*** WORKING DATA ***
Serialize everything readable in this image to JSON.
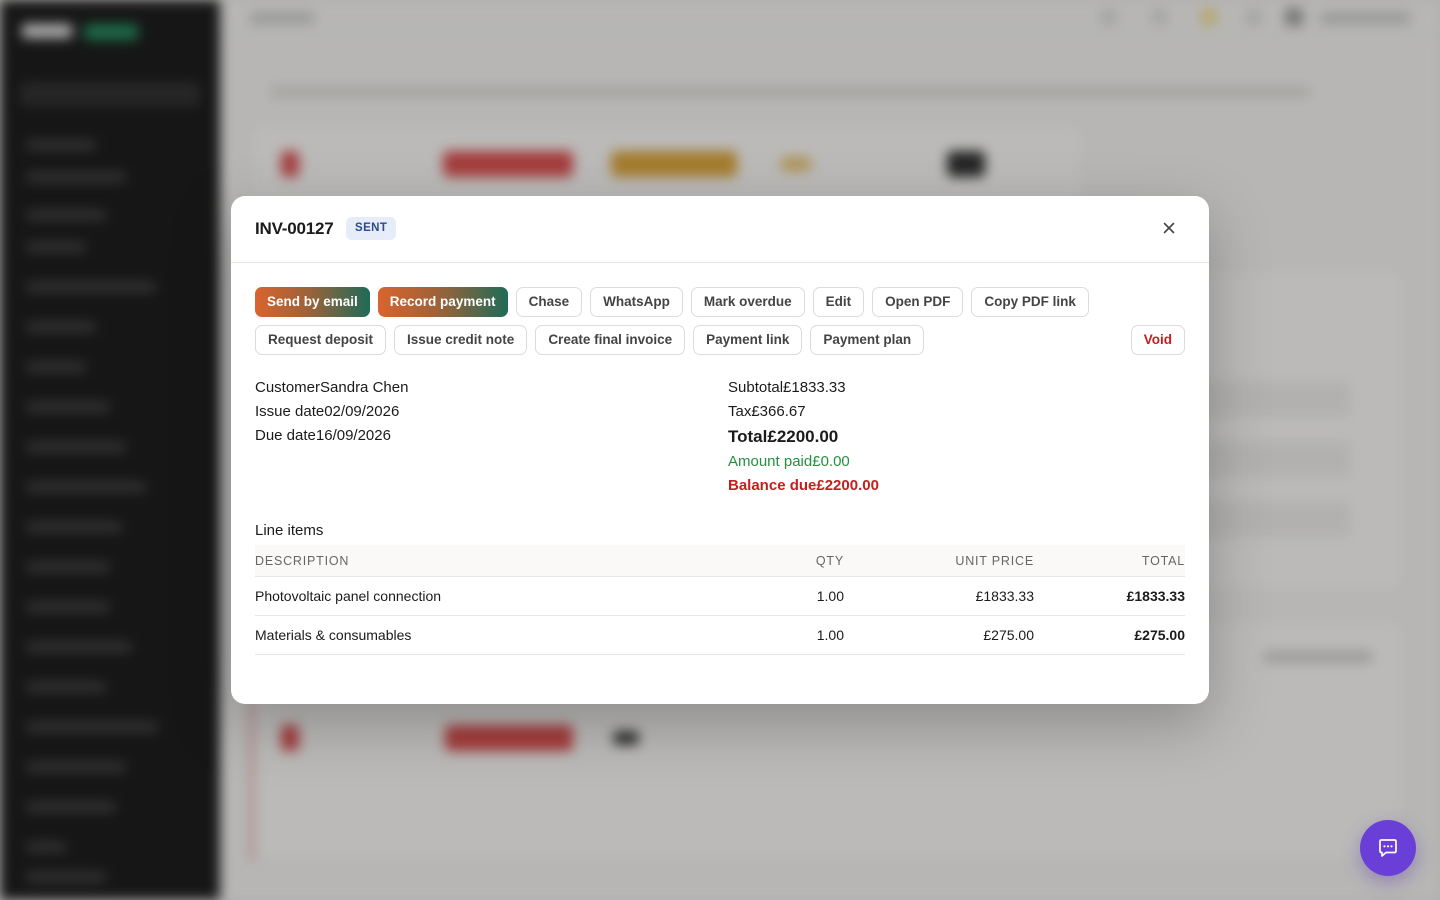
{
  "invoice": {
    "number": "INV-00127",
    "status": "SENT"
  },
  "actions": {
    "row1": [
      "Send by email",
      "Record payment",
      "Chase",
      "WhatsApp",
      "Mark overdue",
      "Edit",
      "Open PDF",
      "Copy PDF link"
    ],
    "row2": [
      "Request deposit",
      "Issue credit note",
      "Create final invoice",
      "Payment link",
      "Payment plan"
    ],
    "void": "Void"
  },
  "details": {
    "customer_label": "Customer",
    "customer": "Sandra Chen",
    "issue_label": "Issue date",
    "issue_date": "02/09/2026",
    "due_label": "Due date",
    "due_date": "16/09/2026"
  },
  "totals": {
    "subtotal_label": "Subtotal",
    "subtotal": "£1833.33",
    "tax_label": "Tax",
    "tax": "£366.67",
    "total_label": "Total",
    "total": "£2200.00",
    "paid_label": "Amount paid",
    "paid": "£0.00",
    "due_label": "Balance due",
    "due": "£2200.00"
  },
  "line_items": {
    "title": "Line items",
    "headers": {
      "description": "DESCRIPTION",
      "qty": "QTY",
      "unit_price": "UNIT PRICE",
      "total": "TOTAL"
    },
    "rows": [
      {
        "description": "Photovoltaic panel connection",
        "qty": "1.00",
        "unit_price": "£1833.33",
        "total": "£1833.33"
      },
      {
        "description": "Materials & consumables",
        "qty": "1.00",
        "unit_price": "£275.00",
        "total": "£275.00"
      }
    ]
  },
  "icons": {
    "close": "close-icon",
    "chat": "chat-icon"
  },
  "colors": {
    "status_badge_bg": "#e6edf9",
    "status_badge_text": "#2d4a8a",
    "paid_green": "#229140",
    "due_red": "#c41f1f",
    "chat_purple": "#6a3fd8"
  }
}
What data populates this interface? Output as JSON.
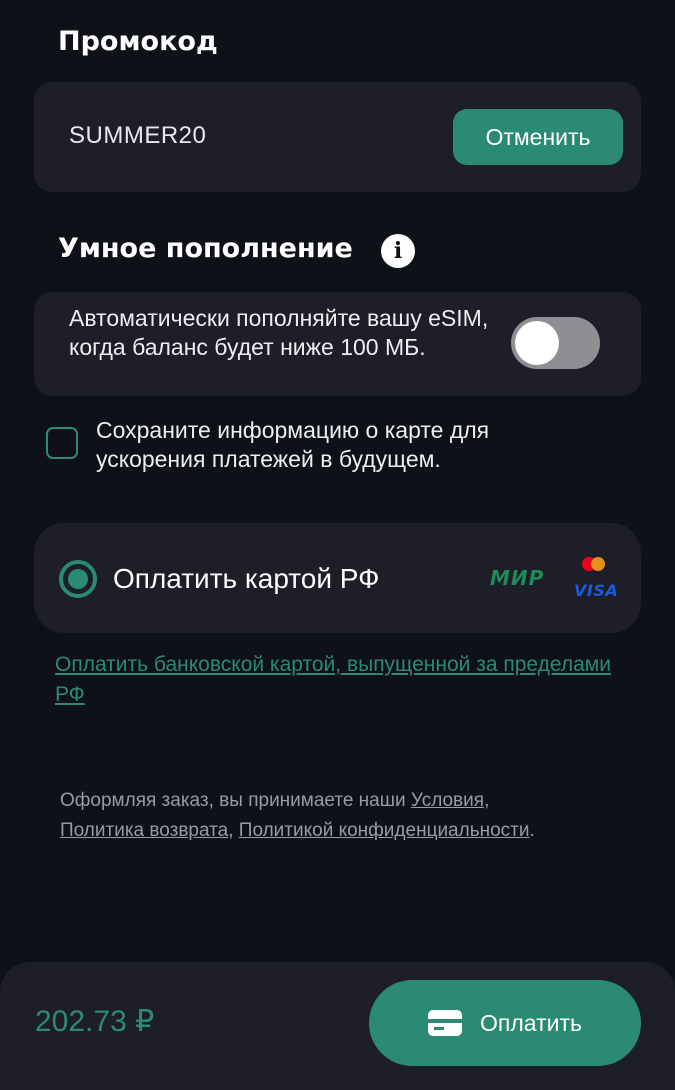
{
  "promo": {
    "title": "Промокод",
    "code": "SUMMER20",
    "cancel_label": "Отменить"
  },
  "smart_topup": {
    "title": "Умное пополнение",
    "description": "Автоматически пополняйте вашу eSIM, когда баланс будет ниже 100 МБ.",
    "enabled": false
  },
  "save_card": {
    "label": "Сохраните информацию о карте для ускорения платежей в будущем.",
    "checked": false
  },
  "payment": {
    "option_label": "Оплатить картой РФ",
    "mir_logo": "МИР",
    "visa_logo": "VISA",
    "foreign_card_link": "Оплатить банковской картой, выпущенной за пределами РФ"
  },
  "terms": {
    "prefix": "Оформляя заказ, вы принимаете наши ",
    "conditions": "Условия",
    "sep1": ",",
    "refund": "Политика возврата",
    "sep2": ", ",
    "privacy": "Политикой конфиденциальности",
    "end": "."
  },
  "checkout": {
    "total": "202.73 ₽",
    "pay_label": "Оплатить"
  },
  "colors": {
    "accent": "#2b8a74",
    "card_bg": "#1d1e27",
    "page_bg": "#0f1118"
  }
}
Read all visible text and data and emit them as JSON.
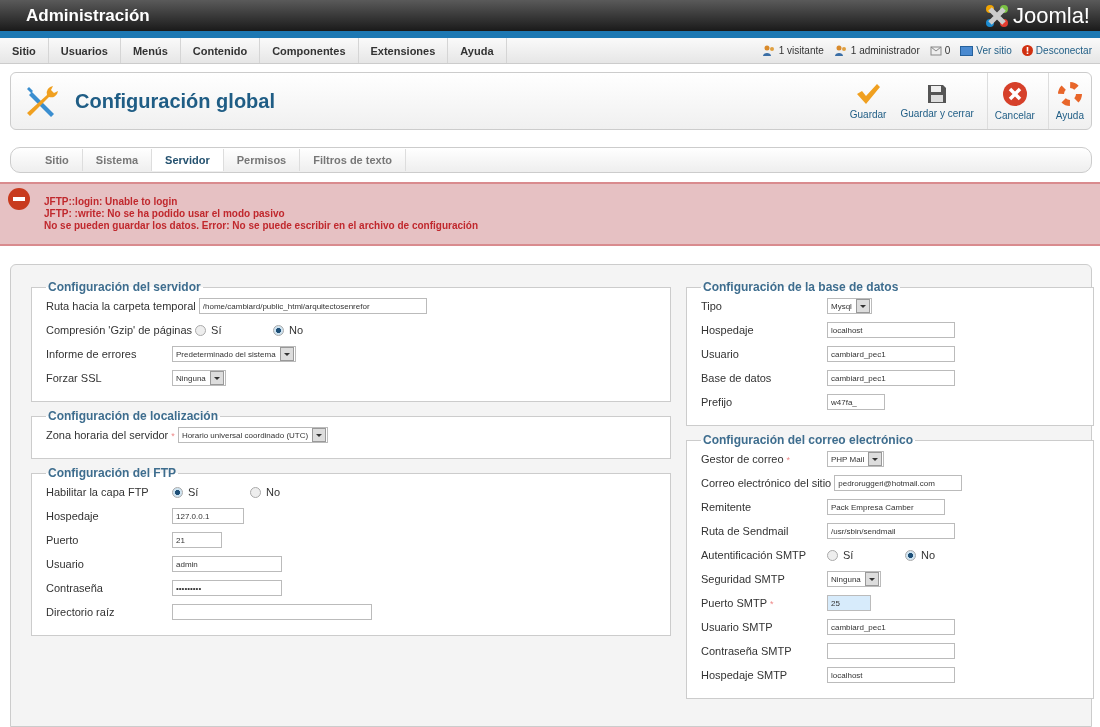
{
  "header": {
    "title": "Administración",
    "logo": "Joomla!"
  },
  "menu": [
    {
      "label": "Sitio"
    },
    {
      "label": "Usuarios"
    },
    {
      "label": "Menús"
    },
    {
      "label": "Contenido"
    },
    {
      "label": "Componentes"
    },
    {
      "label": "Extensiones"
    },
    {
      "label": "Ayuda"
    }
  ],
  "status": [
    {
      "kind": "visitors",
      "label": "1 visitante"
    },
    {
      "kind": "admins",
      "label": "1 administrador"
    },
    {
      "kind": "messages",
      "label": "0"
    },
    {
      "kind": "site",
      "label": "Ver sitio"
    },
    {
      "kind": "logout",
      "label": "Desconectar"
    }
  ],
  "toolbar": {
    "title": "Configuración global",
    "buttons": [
      {
        "kind": "save",
        "label": "Guardar"
      },
      {
        "kind": "save_close",
        "label": "Guardar y cerrar"
      },
      {
        "kind": "cancel",
        "label": "Cancelar"
      },
      {
        "kind": "help",
        "label": "Ayuda"
      }
    ]
  },
  "tabs": [
    {
      "label": "Sitio",
      "selected": false
    },
    {
      "label": "Sistema",
      "selected": false
    },
    {
      "label": "Servidor",
      "selected": true
    },
    {
      "label": "Permisos",
      "selected": false
    },
    {
      "label": "Filtros de texto",
      "selected": false
    }
  ],
  "errors": [
    "JFTP::login: Unable to login",
    "JFTP: :write: No se ha podido usar el modo pasivo",
    "No se pueden guardar los datos. Error: No se puede escribir en el archivo de configuración"
  ],
  "columns": [
    [
      {
        "title": "Configuración del servidor",
        "fields": [
          {
            "label": "Ruta hacia la carpeta temporal",
            "kind": "text",
            "value": "/home/cambiard/public_html/arquitectosenrefor",
            "focused": false
          },
          {
            "label": "Compresión 'Gzip' de páginas",
            "kind": "radio",
            "options": [
              {
                "label": "Sí",
                "selected": false
              },
              {
                "label": "No",
                "selected": true
              }
            ]
          },
          {
            "label": "Informe de errores",
            "kind": "select",
            "value": "Predeterminado del sistema"
          },
          {
            "label": "Forzar SSL",
            "kind": "select",
            "value": "Ninguna"
          }
        ]
      },
      {
        "title": "Configuración de localización",
        "fields": [
          {
            "label": "Zona horaria del servidor",
            "marker": "*",
            "kind": "select",
            "value": "Horario universal coordinado (UTC)"
          }
        ]
      },
      {
        "title": "Configuración del FTP",
        "fields": [
          {
            "label": "Habilitar la capa FTP",
            "kind": "radio",
            "options": [
              {
                "label": "Sí",
                "selected": true
              },
              {
                "label": "No",
                "selected": false
              }
            ]
          },
          {
            "label": "Hospedaje",
            "kind": "text",
            "value": "127.0.0.1",
            "focused": false
          },
          {
            "label": "Puerto",
            "kind": "text",
            "value": "21",
            "focused": false
          },
          {
            "label": "Usuario",
            "kind": "text",
            "value": "admin",
            "focused": false
          },
          {
            "label": "Contraseña",
            "kind": "password",
            "value": "•••••••••",
            "focused": false
          },
          {
            "label": "Directorio raíz",
            "kind": "text",
            "focused": false
          }
        ]
      }
    ],
    [
      {
        "title": "Configuración de la base de datos",
        "fields": [
          {
            "label": "Tipo",
            "kind": "select",
            "value": "Mysql"
          },
          {
            "label": "Hospedaje",
            "kind": "text",
            "value": "localhost",
            "focused": false
          },
          {
            "label": "Usuario",
            "kind": "text",
            "value": "cambiard_pec1",
            "focused": false
          },
          {
            "label": "Base de datos",
            "kind": "text",
            "value": "cambiard_pec1",
            "focused": false
          },
          {
            "label": "Prefijo",
            "kind": "text",
            "value": "w47fa_",
            "focused": false
          }
        ]
      },
      {
        "title": "Configuración del correo electrónico",
        "fields": [
          {
            "label": "Gestor de correo",
            "marker": "*",
            "kind": "select",
            "value": "PHP Mail"
          },
          {
            "label": "Correo electrónico del sitio",
            "kind": "text",
            "value": "pedroruggeri@hotmail.com",
            "focused": false
          },
          {
            "label": "Remitente",
            "kind": "text",
            "value": "Pack Empresa Camber",
            "focused": false
          },
          {
            "label": "Ruta de Sendmail",
            "kind": "text",
            "value": "/usr/sbin/sendmail",
            "focused": false
          },
          {
            "label": "Autentificación SMTP",
            "kind": "radio",
            "options": [
              {
                "label": "Sí",
                "selected": false
              },
              {
                "label": "No",
                "selected": true
              }
            ]
          },
          {
            "label": "Seguridad SMTP",
            "kind": "select",
            "value": "Ninguna"
          },
          {
            "label": "Puerto SMTP",
            "marker": "*",
            "kind": "text",
            "value": "25",
            "focused": true
          },
          {
            "label": "Usuario SMTP",
            "kind": "text",
            "value": "cambiard_pec1",
            "focused": false
          },
          {
            "label": "Contraseña SMTP",
            "kind": "password",
            "focused": false
          },
          {
            "label": "Hospedaje SMTP",
            "kind": "text",
            "value": "localhost",
            "focused": false
          }
        ]
      }
    ]
  ]
}
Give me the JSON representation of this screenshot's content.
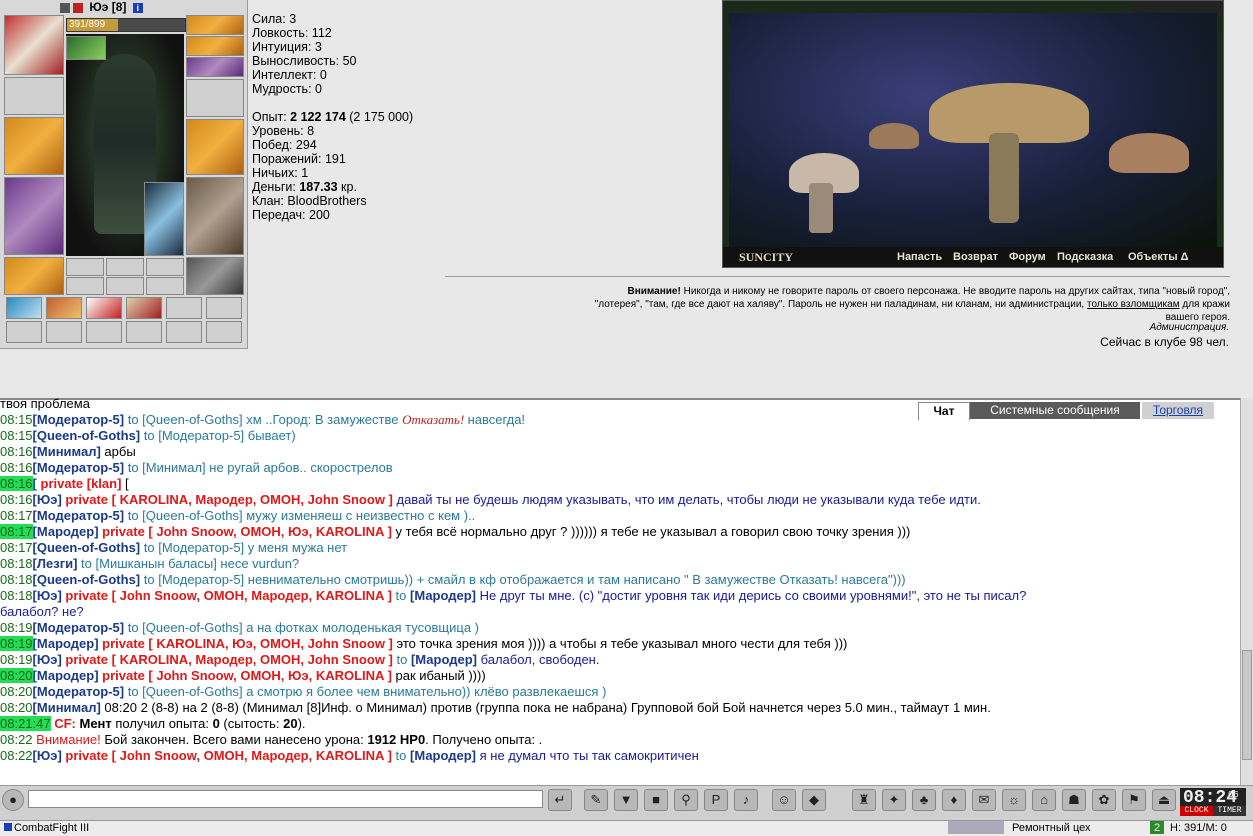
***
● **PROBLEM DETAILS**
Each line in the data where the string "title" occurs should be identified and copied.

● **TASK RESPONSE**
    "title": "Line items",
    "title": "Промокод",
    "title": "Умное пополнение",
    "title": "Administración",
    "title": "Configuración global",
        "title": "Configuración del servidor",
        "title": "Configuración de localización",
        "title": "Configuración del FTP",
        "title": "Configuración de la base de datos",
        "title": "Configuración del correo electrónico",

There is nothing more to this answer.